Sherry M Knowles
What is your proudest achievement over the past 12 months?
I am proudest of the work we do to support innovators in pharmaceutical life sciences. There is currently a big debate about how to reduce drug prices, and very little discussion about how to create new drugs and then finance the expenditure to get them adequately tested and to market. There are many diseases for which there is no or an insufficient treatment, so this goal touches each of us. We help our clients with IP strategy to protect their inventions of new drugs so they can attract the funds needed to support development. We also address strategy issues when they arise to keep the advances on course and to patients.
I am also proud to contribute to the conversation on patent policy. There is currently an anti-patent sentiment that can demotivate innovation. We all need to speak up and support strong patent rights, which allows the patent holder to have a well-settled expectation of market exclusivity and confidence to fund the commercialisation of inventions, which give all of us a better quality of life.
The landscape for patent eligibility in the United States continues to lack certainty – what predictions would you make for this area in the next 12 months?
There is currently an effort in Congress by some senators to pass a bill to override the US Supreme Court’s unconstitutional case law that changes, instead of interprets, 35 USC 101. I applaud these Congressional efforts, because the US Constitution grants Congress the sole power to create patent law. It is extremely problematic that the Supreme Court has ignored the Constitution and created judicial exceptions to the statute. That said, we are approaching 2022 midterm elections and then a presidential election in 2024. This may slow progress on a Congressional fix to the problem.
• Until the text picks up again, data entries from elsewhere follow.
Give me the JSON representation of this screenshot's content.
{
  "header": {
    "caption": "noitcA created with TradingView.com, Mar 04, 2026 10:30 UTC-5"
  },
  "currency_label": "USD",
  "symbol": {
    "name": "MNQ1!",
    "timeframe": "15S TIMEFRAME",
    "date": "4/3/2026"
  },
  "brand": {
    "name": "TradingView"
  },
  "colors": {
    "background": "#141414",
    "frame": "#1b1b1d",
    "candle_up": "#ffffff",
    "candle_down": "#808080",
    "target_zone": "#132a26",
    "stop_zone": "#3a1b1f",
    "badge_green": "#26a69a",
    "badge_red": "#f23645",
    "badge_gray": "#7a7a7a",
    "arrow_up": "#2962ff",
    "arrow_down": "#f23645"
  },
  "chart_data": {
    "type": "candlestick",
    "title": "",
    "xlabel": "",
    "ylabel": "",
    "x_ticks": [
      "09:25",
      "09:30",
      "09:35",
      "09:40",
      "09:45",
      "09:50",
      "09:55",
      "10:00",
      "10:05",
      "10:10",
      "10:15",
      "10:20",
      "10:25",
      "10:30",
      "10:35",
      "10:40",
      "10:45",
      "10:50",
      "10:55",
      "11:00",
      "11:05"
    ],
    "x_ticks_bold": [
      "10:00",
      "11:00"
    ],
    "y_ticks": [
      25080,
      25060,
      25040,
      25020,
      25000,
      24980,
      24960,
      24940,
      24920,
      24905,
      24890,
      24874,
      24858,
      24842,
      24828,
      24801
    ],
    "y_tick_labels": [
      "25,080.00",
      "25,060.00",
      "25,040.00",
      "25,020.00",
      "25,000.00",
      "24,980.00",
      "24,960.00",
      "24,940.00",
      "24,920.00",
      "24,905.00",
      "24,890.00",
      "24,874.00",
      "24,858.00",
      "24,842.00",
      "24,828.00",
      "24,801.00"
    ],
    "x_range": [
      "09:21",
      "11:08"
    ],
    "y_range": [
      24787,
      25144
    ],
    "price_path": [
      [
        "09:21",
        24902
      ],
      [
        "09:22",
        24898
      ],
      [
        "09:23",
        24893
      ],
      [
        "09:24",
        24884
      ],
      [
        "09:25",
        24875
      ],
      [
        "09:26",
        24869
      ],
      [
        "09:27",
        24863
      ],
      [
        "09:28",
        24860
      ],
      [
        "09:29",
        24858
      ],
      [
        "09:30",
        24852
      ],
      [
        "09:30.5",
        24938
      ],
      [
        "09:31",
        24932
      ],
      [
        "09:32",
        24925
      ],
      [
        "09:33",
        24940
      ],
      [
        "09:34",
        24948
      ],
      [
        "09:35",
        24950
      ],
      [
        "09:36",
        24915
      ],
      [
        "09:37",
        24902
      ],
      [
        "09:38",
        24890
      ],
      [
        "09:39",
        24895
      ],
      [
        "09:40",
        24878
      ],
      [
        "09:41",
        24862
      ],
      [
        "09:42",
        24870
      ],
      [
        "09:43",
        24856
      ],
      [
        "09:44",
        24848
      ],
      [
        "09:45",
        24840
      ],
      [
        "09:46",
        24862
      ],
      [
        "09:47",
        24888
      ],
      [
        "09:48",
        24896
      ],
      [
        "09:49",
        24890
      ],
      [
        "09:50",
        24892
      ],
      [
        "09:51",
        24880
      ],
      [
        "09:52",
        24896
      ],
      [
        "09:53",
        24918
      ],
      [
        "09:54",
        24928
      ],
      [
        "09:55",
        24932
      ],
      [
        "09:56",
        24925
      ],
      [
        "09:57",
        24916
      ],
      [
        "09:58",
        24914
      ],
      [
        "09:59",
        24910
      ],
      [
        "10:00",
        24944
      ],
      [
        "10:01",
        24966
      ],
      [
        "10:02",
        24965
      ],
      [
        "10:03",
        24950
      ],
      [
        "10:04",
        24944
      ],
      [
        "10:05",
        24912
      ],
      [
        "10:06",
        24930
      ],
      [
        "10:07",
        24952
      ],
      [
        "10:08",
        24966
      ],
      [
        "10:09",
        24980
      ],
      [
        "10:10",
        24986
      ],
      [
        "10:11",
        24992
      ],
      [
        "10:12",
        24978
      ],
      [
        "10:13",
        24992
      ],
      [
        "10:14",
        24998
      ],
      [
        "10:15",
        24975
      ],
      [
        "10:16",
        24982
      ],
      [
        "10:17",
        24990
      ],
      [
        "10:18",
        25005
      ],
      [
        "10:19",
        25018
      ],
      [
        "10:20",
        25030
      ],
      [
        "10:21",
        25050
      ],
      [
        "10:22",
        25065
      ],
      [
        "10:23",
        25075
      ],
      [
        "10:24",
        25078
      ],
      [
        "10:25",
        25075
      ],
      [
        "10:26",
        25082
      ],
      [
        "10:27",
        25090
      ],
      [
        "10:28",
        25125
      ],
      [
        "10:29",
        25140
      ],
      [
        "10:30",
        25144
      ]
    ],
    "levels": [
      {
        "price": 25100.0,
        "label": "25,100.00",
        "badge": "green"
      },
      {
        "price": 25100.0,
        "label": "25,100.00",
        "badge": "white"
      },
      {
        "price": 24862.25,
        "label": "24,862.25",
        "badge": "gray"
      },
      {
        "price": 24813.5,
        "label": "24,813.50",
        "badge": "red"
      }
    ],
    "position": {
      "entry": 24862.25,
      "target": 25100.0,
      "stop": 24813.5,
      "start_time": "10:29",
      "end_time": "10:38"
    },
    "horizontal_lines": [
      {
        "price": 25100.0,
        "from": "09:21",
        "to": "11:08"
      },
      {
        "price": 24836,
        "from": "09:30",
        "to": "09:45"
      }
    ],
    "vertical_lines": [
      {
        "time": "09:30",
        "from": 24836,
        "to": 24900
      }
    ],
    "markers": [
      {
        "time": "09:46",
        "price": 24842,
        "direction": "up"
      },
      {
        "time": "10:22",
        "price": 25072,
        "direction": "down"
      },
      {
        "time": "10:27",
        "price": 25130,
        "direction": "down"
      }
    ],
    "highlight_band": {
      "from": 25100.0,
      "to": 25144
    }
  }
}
Kathi Vidal was appointed head of USPTO earlier this year – what difference, if any, have you observed so far under her leaderships?
Director Vidal is currently ‘drinking from the firehose’. There are so many issues to address, and conflicting views on how to go forward, that it will certainly be hard to stay focused and make progress. It is my hope that she does not take the draconian steps suggested by a few senators to increase the burden on patent applicants to search and analyse their own claims. This would be a nightmare in later litigation as it pertains to the duty of disclosure. I would also like to see Director Vidal acknowledge that the judicially created non-statutory doctrine of obviousness-type double patenting was not codified by Congress nor was its antidote, terminal disclaimers, as currently required by the Patent Office.
Now that the dust is beginning to settle after the pandemic, do you think that covid has permanently altered the direction of the biopharma industry, or is it a return to business as usual?
The accelerated research on mRNA covid vaccines and new pharmaceutical drugs for the treatment of coronaviruses will have a positive effect on future therapeutic treatments. Again, the pharmaceutical industry has quickly come to the rescue to fight a global health challenge. We will no doubt see an acceleration of additional vaccines against a range of viruses and new drugs in the pipeline that we will benefit from for years to come.
How do you manage expectations and maintain close working relationships with clients when the stakes are so high?
I work very closely with my clients and personally care about their needs. It is important to feel the same urgency that your client feels to deliver whatever tasks arise. It also takes hard work to truly understand the issues and add value to the solutions.
Sherry M Knowles
Sherry M Knowles is an IP attorney with over 30 years of experience in global corporate and private practice. She has served as an equity partner at King & Spalding – as well as senior vice president and chief patent counsel at GlaxoSmithKline. Since 2011, she has been the principal of a pharmaceuticals and biotechnology-focused law firm, handling an extensive range of IP matters including large pharmaceutical groups, mid-cap companies, emerging operations, universities and investors.